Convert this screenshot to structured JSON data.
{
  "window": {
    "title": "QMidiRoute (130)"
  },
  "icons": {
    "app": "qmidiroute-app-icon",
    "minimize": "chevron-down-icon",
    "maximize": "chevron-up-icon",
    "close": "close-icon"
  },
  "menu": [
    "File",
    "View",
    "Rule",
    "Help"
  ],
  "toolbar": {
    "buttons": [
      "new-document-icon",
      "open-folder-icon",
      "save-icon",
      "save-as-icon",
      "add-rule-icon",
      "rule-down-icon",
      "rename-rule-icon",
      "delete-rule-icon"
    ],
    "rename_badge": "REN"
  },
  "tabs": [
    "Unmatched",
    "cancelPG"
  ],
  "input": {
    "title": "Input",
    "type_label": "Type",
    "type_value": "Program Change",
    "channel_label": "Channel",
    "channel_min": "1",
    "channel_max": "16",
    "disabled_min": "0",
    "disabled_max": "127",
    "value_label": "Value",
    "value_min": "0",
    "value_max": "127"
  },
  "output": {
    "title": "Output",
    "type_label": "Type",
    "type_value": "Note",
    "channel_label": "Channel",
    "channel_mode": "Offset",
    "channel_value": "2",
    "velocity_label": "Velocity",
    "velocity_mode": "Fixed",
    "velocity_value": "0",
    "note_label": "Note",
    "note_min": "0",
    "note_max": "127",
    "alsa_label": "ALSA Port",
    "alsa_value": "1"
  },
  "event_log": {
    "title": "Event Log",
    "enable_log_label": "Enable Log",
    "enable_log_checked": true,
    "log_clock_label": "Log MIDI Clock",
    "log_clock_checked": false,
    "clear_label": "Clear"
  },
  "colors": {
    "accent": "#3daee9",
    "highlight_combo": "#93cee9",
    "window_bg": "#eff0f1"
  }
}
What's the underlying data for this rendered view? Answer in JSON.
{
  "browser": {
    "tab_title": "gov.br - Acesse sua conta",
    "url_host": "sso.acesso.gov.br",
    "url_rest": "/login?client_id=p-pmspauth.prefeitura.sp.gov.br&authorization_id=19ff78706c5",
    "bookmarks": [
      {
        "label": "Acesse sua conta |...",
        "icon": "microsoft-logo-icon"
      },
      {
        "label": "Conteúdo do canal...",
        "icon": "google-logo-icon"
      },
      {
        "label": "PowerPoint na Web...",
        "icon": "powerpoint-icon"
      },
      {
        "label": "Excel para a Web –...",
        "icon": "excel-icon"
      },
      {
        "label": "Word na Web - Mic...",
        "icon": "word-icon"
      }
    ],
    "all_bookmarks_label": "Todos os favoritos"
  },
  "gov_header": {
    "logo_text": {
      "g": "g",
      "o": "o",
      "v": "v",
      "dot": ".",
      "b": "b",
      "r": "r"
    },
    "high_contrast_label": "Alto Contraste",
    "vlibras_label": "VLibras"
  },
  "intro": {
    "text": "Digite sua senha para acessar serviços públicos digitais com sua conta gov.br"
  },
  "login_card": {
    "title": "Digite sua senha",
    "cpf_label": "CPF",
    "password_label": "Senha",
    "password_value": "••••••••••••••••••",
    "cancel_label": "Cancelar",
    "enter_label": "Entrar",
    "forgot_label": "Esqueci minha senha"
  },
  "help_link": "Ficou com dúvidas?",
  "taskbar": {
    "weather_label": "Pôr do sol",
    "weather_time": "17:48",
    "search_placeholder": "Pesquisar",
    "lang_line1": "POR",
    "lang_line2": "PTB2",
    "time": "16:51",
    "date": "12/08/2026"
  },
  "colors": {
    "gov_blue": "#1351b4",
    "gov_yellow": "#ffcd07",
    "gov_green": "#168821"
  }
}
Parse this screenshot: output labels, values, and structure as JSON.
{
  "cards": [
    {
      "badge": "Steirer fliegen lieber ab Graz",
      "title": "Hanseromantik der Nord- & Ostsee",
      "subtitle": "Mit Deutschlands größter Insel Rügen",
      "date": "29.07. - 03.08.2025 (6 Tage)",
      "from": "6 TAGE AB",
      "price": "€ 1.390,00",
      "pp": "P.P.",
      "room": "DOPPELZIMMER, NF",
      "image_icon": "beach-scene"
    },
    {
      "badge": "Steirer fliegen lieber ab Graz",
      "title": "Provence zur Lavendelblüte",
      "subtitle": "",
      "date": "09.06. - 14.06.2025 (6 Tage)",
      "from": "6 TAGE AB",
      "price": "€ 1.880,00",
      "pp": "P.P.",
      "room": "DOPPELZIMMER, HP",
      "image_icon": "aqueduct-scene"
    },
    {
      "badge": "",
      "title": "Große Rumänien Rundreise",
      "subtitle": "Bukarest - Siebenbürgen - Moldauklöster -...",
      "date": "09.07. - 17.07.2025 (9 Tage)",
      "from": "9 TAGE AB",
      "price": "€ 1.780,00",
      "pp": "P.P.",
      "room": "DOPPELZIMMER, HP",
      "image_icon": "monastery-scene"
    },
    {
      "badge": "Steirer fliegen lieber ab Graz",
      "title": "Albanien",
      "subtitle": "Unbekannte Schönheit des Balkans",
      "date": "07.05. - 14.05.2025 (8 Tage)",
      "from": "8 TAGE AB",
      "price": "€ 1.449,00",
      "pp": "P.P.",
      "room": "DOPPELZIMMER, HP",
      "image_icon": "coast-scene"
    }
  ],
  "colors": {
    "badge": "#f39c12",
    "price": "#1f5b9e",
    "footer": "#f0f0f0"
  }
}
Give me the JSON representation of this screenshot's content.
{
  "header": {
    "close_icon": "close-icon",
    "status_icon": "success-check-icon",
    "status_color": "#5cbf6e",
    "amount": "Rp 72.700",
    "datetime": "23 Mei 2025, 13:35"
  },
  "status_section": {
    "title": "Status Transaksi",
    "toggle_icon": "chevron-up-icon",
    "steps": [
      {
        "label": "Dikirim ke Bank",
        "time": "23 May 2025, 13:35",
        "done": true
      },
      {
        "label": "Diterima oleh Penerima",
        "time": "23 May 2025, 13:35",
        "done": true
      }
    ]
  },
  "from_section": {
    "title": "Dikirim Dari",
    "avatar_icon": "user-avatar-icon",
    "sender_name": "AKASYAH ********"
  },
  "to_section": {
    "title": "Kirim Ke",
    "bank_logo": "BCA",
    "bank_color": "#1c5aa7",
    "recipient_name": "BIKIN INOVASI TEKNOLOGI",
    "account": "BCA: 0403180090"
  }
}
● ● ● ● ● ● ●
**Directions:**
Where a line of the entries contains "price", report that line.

**Answer:**
      "price": "€ 1.390,00",
      "price": "€ 1.880,00",
      "price": "€ 1.780,00",
      "price": "€ 1.449,00",
    "price": "#1f5b9e",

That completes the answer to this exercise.